Being an engineer, physician, and a NASA astronaut? All in a lifetime of accomplishment for Mae Jemison (oh, and did we mention her stint in the Peace Corps aside from everything else?). She was the first black woman in space, and holds nine honorary doctorates.
After her retirement, she founded The Jemison Group, which researches, develops, and markets advanced technologies.
Computer scientist, systems engineer, and business owner Margaret Hamilton is credited with coining the term “software engineering.” As the Director of the Software Engineering Division of the MIT Instrumentation Laboratory, she helped create the flight software for the Apollo space program — and for this, was awarded the Presidential Medal of Freedom in 2016.
The future of women in STEM, Tiera Guinn Fletcher is a rocket structural analysis engineer for Boeing and NASA — and she isn’t even 25 years old. She is helping to develop NASA’s Space Launch System, which will eventually be used to send people to Mars.
“Many still believe that the female mind is not capable of excelling in the sciences,” she said in a 2018 interview. “With that lingering doubt, some women fall ill to that belief and others simply are not presented with the opportunity.”
Along with her husband, fellow rocket scientist Myron Fletcher, she has plans for a nonprofit organization that will help children of all backgrounds have access to their dreams.
The New York Times referred to Ruth Rogan Benerito as “the woman who made cotton behave.” When wrinkle-resistant nylon and polyester were invented in the first half of the 20th century, it was great news for women who didn’t like to iron — but bad news for the cotton industry.
Enter Ruth, who attached organic chemicals to cotton fibers, making it not only wrinkle-resistant, but flame and stain-resistant as well.

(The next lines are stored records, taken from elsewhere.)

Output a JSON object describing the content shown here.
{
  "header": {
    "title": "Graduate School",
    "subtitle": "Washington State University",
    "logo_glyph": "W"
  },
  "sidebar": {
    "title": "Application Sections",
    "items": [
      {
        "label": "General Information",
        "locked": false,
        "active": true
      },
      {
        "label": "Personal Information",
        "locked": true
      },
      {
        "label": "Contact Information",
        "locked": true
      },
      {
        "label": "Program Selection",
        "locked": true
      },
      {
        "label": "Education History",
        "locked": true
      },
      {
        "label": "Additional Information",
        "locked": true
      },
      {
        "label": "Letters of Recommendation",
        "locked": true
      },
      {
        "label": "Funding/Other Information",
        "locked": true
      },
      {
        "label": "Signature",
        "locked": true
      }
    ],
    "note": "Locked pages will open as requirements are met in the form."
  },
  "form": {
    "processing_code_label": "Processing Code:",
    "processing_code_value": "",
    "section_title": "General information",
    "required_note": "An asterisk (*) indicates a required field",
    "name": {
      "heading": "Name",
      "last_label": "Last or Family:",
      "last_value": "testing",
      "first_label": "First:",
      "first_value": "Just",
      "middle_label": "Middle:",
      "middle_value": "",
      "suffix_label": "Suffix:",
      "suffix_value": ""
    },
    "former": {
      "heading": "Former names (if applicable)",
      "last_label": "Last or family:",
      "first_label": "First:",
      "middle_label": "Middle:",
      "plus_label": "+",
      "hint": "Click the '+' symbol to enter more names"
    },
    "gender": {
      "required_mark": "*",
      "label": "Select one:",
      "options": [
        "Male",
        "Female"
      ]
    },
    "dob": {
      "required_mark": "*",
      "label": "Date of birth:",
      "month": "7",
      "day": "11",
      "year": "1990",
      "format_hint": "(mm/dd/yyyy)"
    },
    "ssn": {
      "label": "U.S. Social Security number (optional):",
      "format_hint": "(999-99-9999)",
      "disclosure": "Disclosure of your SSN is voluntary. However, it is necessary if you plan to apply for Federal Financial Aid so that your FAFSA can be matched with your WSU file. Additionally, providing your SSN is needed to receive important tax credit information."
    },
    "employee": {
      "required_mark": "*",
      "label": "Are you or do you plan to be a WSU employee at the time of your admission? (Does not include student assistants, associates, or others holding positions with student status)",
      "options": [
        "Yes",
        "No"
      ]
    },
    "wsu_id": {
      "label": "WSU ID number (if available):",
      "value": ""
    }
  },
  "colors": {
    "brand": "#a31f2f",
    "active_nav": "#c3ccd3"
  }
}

She has been credited with saving the cotton industry.
She earned her Masters degree by taking night classes while working as a high school science and math teacher by day, eventually earning a Ph.D. in physical chemistry.
Because of her considerable aptitude in math and physics, Mileva Marić was allowed to attend an all-boys school as a teenager in the early 1890s. She was subsequently accepted to the Zurich Polytechnic School’s physics-mathematics program with only four other students: one being her future husband, Albert Einstein.
Despite the fact that she earned better grades than he did, only Albert was given a degree. Letters and historical accounts have suggested that they both had equal roles in Einstein’s early groundbreaking discoveries, but sadly, he was the only one given professional credit; at the time, they thought a publication co-written by a woman would lessen its impact.
These women have blazed trails in predominantly male industries, facing discrimination and ridicule (just imagine how much mansplaining they’ve all endured!) so that their successors would have a clearer path.
People name their babies after celebrities and their kids, but if you ask us, there are no better, stronger, more inspiring namesakes than these.
If you need more baby name inspiration, check out Scary Mommy’s baby name database!